### Data excerpts

++++++++

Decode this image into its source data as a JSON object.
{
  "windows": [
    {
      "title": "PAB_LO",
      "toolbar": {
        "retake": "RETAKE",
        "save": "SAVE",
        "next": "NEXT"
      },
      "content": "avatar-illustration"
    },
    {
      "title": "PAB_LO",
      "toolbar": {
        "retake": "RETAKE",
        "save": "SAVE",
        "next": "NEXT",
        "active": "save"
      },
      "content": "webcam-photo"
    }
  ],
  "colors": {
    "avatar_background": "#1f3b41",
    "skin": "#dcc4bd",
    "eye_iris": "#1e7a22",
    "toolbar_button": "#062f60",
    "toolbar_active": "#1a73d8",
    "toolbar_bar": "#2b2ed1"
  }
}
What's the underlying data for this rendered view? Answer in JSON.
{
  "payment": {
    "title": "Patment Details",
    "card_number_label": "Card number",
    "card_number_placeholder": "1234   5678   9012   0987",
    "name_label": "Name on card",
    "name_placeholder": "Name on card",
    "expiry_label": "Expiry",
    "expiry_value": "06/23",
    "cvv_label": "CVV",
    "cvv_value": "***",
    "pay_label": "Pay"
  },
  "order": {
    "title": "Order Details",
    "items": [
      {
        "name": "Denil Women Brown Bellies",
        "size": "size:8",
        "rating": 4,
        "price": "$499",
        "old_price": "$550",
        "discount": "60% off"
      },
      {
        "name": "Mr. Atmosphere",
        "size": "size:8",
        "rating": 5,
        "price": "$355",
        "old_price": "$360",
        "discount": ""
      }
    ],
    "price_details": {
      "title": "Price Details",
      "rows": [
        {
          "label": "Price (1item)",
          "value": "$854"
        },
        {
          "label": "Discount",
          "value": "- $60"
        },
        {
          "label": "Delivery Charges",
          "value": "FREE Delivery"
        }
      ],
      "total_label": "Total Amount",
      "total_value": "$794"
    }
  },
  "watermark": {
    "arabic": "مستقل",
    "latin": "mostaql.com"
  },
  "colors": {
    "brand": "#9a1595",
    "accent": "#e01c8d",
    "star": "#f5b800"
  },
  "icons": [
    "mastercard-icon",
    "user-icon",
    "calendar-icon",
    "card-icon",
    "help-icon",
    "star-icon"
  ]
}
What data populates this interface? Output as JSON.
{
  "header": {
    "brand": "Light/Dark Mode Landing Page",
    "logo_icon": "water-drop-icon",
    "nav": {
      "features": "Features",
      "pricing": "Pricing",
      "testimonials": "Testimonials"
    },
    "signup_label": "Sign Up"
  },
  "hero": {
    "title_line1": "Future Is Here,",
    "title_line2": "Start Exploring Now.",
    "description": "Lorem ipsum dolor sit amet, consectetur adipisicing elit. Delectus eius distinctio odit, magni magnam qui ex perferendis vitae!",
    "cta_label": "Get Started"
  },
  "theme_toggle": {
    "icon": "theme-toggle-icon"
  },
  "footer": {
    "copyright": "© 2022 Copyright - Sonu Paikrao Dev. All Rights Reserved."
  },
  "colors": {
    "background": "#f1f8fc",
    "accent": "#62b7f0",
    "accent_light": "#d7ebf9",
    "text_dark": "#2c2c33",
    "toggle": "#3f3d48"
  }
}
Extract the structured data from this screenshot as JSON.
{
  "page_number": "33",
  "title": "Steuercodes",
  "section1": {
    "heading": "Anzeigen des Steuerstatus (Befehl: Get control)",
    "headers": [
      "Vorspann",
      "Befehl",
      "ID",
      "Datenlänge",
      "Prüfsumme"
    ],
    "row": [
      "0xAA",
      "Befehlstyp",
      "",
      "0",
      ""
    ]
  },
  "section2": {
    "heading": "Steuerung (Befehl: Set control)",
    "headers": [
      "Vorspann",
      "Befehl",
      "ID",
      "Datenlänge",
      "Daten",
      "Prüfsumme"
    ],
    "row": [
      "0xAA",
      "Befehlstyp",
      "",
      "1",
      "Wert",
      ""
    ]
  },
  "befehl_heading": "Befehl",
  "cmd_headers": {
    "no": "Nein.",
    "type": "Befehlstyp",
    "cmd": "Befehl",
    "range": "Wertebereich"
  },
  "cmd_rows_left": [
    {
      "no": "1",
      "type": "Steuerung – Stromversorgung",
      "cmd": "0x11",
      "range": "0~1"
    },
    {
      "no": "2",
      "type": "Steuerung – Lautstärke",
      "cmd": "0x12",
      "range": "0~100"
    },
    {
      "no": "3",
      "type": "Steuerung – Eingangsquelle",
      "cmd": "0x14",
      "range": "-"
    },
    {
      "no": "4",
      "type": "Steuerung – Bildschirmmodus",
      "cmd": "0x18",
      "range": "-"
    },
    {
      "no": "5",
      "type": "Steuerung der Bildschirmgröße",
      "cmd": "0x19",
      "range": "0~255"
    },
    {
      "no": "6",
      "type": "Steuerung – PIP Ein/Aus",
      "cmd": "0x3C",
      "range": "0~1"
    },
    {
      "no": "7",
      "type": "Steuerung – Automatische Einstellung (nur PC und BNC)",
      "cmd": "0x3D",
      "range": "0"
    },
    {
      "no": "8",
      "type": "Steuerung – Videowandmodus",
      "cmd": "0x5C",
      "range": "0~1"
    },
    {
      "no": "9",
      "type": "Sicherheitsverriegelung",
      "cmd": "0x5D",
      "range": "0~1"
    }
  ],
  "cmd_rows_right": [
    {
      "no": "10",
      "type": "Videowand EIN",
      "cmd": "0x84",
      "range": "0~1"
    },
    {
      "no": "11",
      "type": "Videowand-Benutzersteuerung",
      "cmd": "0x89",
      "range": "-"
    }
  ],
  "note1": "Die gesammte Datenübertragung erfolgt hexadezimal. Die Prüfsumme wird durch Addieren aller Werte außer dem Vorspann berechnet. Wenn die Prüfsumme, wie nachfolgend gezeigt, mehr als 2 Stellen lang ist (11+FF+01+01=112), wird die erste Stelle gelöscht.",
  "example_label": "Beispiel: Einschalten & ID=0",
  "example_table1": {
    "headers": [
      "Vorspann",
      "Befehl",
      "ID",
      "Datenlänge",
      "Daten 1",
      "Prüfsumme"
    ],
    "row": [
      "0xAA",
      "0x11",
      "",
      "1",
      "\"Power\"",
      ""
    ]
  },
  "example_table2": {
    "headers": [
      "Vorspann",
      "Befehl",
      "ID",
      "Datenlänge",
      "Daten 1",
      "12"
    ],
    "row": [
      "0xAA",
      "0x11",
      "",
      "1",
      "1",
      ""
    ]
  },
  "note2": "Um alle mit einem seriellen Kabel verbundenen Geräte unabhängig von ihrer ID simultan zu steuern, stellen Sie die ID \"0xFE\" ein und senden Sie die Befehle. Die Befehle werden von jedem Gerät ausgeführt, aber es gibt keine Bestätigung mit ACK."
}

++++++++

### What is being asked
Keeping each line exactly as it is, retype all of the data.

### Exercise result
Decode this image into its source data as a JSON object.
{
  "windows": [
    {
      "title": "PAB_LO",
      "toolbar": {
        "retake": "RETAKE",
        "save": "SAVE",
        "next": "NEXT"
      },
      "content": "avatar-illustration"
    },
    {
      "title": "PAB_LO",
      "toolbar": {
        "retake": "RETAKE",
        "save": "SAVE",
        "next": "NEXT",
        "active": "save"
      },
      "content": "webcam-photo"
    }
  ],
  "colors": {
    "avatar_background": "#1f3b41",
    "skin": "#dcc4bd",
    "eye_iris": "#1e7a22",
    "toolbar_button": "#062f60",
    "toolbar_active": "#1a73d8",
    "toolbar_bar": "#2b2ed1"
  }
}
What's the underlying data for this rendered view? Answer in JSON.
{
  "payment": {
    "title": "Patment Details",
    "card_number_label": "Card number",
    "card_number_placeholder": "1234   5678   9012   0987",
    "name_label": "Name on card",
    "name_placeholder": "Name on card",
    "expiry_label": "Expiry",
    "expiry_value": "06/23",
    "cvv_label": "CVV",
    "cvv_value": "***",
    "pay_label": "Pay"
  },
  "order": {
    "title": "Order Details",
    "items": [
      {
        "name": "Denil Women Brown Bellies",
        "size": "size:8",
        "rating": 4,
        "price": "$499",
        "old_price": "$550",
        "discount": "60% off"
      },
      {
        "name": "Mr. Atmosphere",
        "size": "size:8",
        "rating": 5,
        "price": "$355",
        "old_price": "$360",
        "discount": ""
      }
    ],
    "price_details": {
      "title": "Price Details",
      "rows": [
        {
          "label": "Price (1item)",
          "value": "$854"
        },
        {
          "label": "Discount",
          "value": "- $60"
        },
        {
          "label": "Delivery Charges",
          "value": "FREE Delivery"
        }
      ],
      "total_label": "Total Amount",
      "total_value": "$794"
    }
  },
  "watermark": {
    "arabic": "مستقل",
    "latin": "mostaql.com"
  },
  "colors": {
    "brand": "#9a1595",
    "accent": "#e01c8d",
    "star": "#f5b800"
  },
  "icons": [
    "mastercard-icon",
    "user-icon",
    "calendar-icon",
    "card-icon",
    "help-icon",
    "star-icon"
  ]
}
What data populates this interface? Output as JSON.
{
  "header": {
    "brand": "Light/Dark Mode Landing Page",
    "logo_icon": "water-drop-icon",
    "nav": {
      "features": "Features",
      "pricing": "Pricing",
      "testimonials": "Testimonials"
    },
    "signup_label": "Sign Up"
  },
  "hero": {
    "title_line1": "Future Is Here,",
    "title_line2": "Start Exploring Now.",
    "description": "Lorem ipsum dolor sit amet, consectetur adipisicing elit. Delectus eius distinctio odit, magni magnam qui ex perferendis vitae!",
    "cta_label": "Get Started"
  },
  "theme_toggle": {
    "icon": "theme-toggle-icon"
  },
  "footer": {
    "copyright": "© 2022 Copyright - Sonu Paikrao Dev. All Rights Reserved."
  },
  "colors": {
    "background": "#f1f8fc",
    "accent": "#62b7f0",
    "accent_light": "#d7ebf9",
    "text_dark": "#2c2c33",
    "toggle": "#3f3d48"
  }
}
Extract the structured data from this screenshot as JSON.
{
  "page_number": "33",
  "title": "Steuercodes",
  "section1": {
    "heading": "Anzeigen des Steuerstatus (Befehl: Get control)",
    "headers": [
      "Vorspann",
      "Befehl",
      "ID",
      "Datenlänge",
      "Prüfsumme"
    ],
    "row": [
      "0xAA",
      "Befehlstyp",
      "",
      "0",
      ""
    ]
  },
  "section2": {
    "heading": "Steuerung (Befehl: Set control)",
    "headers": [
      "Vorspann",
      "Befehl",
      "ID",
      "Datenlänge",
      "Daten",
      "Prüfsumme"
    ],
    "row": [
      "0xAA",
      "Befehlstyp",
      "",
      "1",
      "Wert",
      ""
    ]
  },
  "befehl_heading": "Befehl",
  "cmd_headers": {
    "no": "Nein.",
    "type": "Befehlstyp",
    "cmd": "Befehl",
    "range": "Wertebereich"
  },
  "cmd_rows_left": [
    {
      "no": "1",
      "type": "Steuerung – Stromversorgung",
      "cmd": "0x11",
      "range": "0~1"
    },
    {
      "no": "2",
      "type": "Steuerung – Lautstärke",
      "cmd": "0x12",
      "range": "0~100"
    },
    {
      "no": "3",
      "type": "Steuerung – Eingangsquelle",
      "cmd": "0x14",
      "range": "-"
    },
    {
      "no": "4",
      "type": "Steuerung – Bildschirmmodus",
      "cmd": "0x18",
      "range": "-"
    },
    {
      "no": "5",
      "type": "Steuerung der Bildschirmgröße",
      "cmd": "0x19",
      "range": "0~255"
    },
    {
      "no": "6",
      "type": "Steuerung – PIP Ein/Aus",
      "cmd": "0x3C",
      "range": "0~1"
    },
    {
      "no": "7",
      "type": "Steuerung – Automatische Einstellung (nur PC und BNC)",
      "cmd": "0x3D",
      "range": "0"
    },
    {
      "no": "8",
      "type": "Steuerung – Videowandmodus",
      "cmd": "0x5C",
      "range": "0~1"
    },
    {
      "no": "9",
      "type": "Sicherheitsverriegelung",
      "cmd": "0x5D",
      "range": "0~1"
    }
  ],
  "cmd_rows_right": [
    {
      "no": "10",
      "type": "Videowand EIN",
      "cmd": "0x84",
      "range": "0~1"
    },
    {
      "no": "11",
      "type": "Videowand-Benutzersteuerung",
      "cmd": "0x89",
      "range": "-"
    }
  ],
  "note1": "Die gesammte Datenübertragung erfolgt hexadezimal. Die Prüfsumme wird durch Addieren aller Werte außer dem Vorspann berechnet. Wenn die Prüfsumme, wie nachfolgend gezeigt, mehr als 2 Stellen lang ist (11+FF+01+01=112), wird die erste Stelle gelöscht.",
  "example_label": "Beispiel: Einschalten & ID=0",
  "example_table1": {
    "headers": [
      "Vorspann",
      "Befehl",
      "ID",
      "Datenlänge",
      "Daten 1",
      "Prüfsumme"
    ],
    "row": [
      "0xAA",
      "0x11",
      "",
      "1",
      "\"Power\"",
      ""
    ]
  },
  "example_table2": {
    "headers": [
      "Vorspann",
      "Befehl",
      "ID",
      "Datenlänge",
      "Daten 1",
      "12"
    ],
    "row": [
      "0xAA",
      "0x11",
      "",
      "1",
      "1",
      ""
    ]
  },
  "note2": "Um alle mit einem seriellen Kabel verbundenen Geräte unabhängig von ihrer ID simultan zu steuern, stellen Sie die ID \"0xFE\" ein und senden Sie die Befehle. Die Befehle werden von jedem Gerät ausgeführt, aber es gibt keine Bestätigung mit ACK."
}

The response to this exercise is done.